Ulster's rival championships are quite simply too bland
Try as they might, the rest of the country cannot keep their eyes off Ulster. It's not for nothing that the Championship has everyone in Ireland casting eyes to the province for the real fire and brimstone preaching.
The Ulster Council have found themselves particularly fortunate in recent times with the make-up of the preliminary rounds of the Ulster football Championship and the explosion of fury that six months of eyeing up opponents can cause.
Last year, it took two games to separate Tyrone and Down and we had our first high-profile Championship black card when Niall Morgan pulled down Jerome Johnston and Aidan Carr netted the resultant penalty.
On that occasion, hay was made in the opinion columns about the worth and the necessity of the black card.
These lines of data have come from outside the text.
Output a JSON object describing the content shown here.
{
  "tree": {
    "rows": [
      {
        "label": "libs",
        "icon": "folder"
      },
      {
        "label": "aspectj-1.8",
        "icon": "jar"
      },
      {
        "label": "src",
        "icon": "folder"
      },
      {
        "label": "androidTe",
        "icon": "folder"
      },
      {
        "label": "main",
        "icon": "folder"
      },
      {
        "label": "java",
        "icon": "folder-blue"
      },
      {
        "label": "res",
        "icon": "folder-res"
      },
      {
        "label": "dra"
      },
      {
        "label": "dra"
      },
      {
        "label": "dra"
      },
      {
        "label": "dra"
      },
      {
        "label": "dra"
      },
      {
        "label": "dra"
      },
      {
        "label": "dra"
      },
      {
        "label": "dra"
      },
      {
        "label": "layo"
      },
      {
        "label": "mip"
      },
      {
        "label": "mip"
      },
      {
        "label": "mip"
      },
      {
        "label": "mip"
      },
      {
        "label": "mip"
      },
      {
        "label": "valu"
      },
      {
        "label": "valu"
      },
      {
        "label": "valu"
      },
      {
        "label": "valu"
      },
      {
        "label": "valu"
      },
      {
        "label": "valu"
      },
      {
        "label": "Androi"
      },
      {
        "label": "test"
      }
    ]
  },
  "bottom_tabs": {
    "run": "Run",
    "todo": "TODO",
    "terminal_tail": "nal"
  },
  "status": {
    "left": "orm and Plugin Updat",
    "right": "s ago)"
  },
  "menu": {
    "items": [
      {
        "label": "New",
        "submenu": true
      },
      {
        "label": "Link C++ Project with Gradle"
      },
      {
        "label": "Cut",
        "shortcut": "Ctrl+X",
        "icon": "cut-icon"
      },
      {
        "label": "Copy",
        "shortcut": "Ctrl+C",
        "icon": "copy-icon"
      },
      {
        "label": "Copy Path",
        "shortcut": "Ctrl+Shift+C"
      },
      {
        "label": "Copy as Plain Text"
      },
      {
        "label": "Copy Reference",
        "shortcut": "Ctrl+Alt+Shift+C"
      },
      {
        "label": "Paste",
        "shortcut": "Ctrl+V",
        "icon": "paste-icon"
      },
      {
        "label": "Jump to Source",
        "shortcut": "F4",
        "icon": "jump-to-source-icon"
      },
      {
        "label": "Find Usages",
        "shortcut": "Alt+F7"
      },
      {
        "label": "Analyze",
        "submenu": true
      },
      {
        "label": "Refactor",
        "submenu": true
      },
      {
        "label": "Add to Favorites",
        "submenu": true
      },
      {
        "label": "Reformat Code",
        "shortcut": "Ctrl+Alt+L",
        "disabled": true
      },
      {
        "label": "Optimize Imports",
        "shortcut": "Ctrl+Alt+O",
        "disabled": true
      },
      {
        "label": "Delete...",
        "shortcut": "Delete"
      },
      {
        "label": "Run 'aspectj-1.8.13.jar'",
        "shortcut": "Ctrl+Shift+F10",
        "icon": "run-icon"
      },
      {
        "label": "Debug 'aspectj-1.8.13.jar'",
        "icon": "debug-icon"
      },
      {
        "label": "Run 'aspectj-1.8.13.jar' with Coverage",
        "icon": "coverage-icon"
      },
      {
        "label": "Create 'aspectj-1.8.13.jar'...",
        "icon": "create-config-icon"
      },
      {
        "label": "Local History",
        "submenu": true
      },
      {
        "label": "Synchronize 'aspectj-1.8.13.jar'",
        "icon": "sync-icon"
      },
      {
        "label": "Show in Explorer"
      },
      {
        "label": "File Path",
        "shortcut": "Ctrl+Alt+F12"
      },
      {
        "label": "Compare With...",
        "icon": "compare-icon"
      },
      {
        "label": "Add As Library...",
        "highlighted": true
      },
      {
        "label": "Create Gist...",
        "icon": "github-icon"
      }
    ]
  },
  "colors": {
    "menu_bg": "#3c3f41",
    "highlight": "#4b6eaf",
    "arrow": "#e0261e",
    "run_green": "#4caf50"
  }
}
A somewhat more open National League campaign had brought much optimism that it was the panacea for negative football, and the resultant storylines fuelled a decent start of summer action.
In 2013, Cavan and Armagh met in Breffni Park and in their first year under Paul Grimley, the Orchard County went with something different - not only keeping their six attackers in advanced positions, but bringing forward defenders also in the hunt for scores.
As a result, it left them woefully under-protected at the back, where the sprightly Martin Dunne picked several points off marker Paul McKeown, with Eugene Keating ferrying him ball all day.
The main talking point from that game came courtesy of the RTÉ studios - naturally - with the pundits fighting for time to pour criticism upon the head of Grimley for his sheer naivety in trying to win a game in the Ulster Championship with attacking football. The very thought!
And we were barely done chewing over the ramifications and the apologies sought over that flare-up when, one week later, Tyrone went to Ballybofey with the smell of blood in their nostrils, looking to avenge two successive years of defeat to Donegal.
Goals from Colm McFadden and Ross Wherity sent them back with tails firmly between their legs.
This year, we had the same pairing in the preliminary round, and looking back, we could group these two in one of the most bitter rivalries the game has seen.
Naturally, certain things happen that people may have thought necessary at the time but perhaps are not so proud of now.
Sledging has been around for decades, and one can only cringe at Liam Hayes' tale in his magnificent autobiography 'Out of Our Skins' in which the former Meath midfielder recounted when he was taunted about the suicide of his brother.
That incident happened as far back as the 80s, so to suggest that sledging has taken a recent turn for the worse is quite laughable.
However, incidents of this nature have served to keep Gaelic football front and centre of most sports coverage over the last week. By and large, most of the summer is taken up with match report, reaction, and then build-up to the next event. Occasionally there is an explosion of issues and they run their course.
What some of the harshest critics, who target the style of football and the ferociousness with which it is played, must acknowledge is that Ulster routinely gives the rest of the country something to get excited about while the early rounds of Leinster and Munster whittle themselves down.
Clare and Limerick, and Longford and Offaly and Galway against Leitrim are all very nice and fine, but they are flavourless affairs in comparison to those in Ulster.
The real power struggles have been found up here this season - the old master Mickey Harte against new kid on the block Rory Gallagher, the Breffni-Oriel tussle of Cavan and Monaghan. Every game just has that little bit more riding on it.
As Tomás ÓSé said last week, he loved to sit down to a televised Ulster game and watch the skin and hair flying, knowing that Kerry still had weeks and months before they would have to get to that pitch.
And while Ulster throbs, the restructuring of the All-Ireland Championship will have to wait.
Even if the powers that be do make a decree to that effect, it will only push the Ulster Championship underground, to be played by its own rules in deserted car parks and factories.
Now, wouldn't that be something?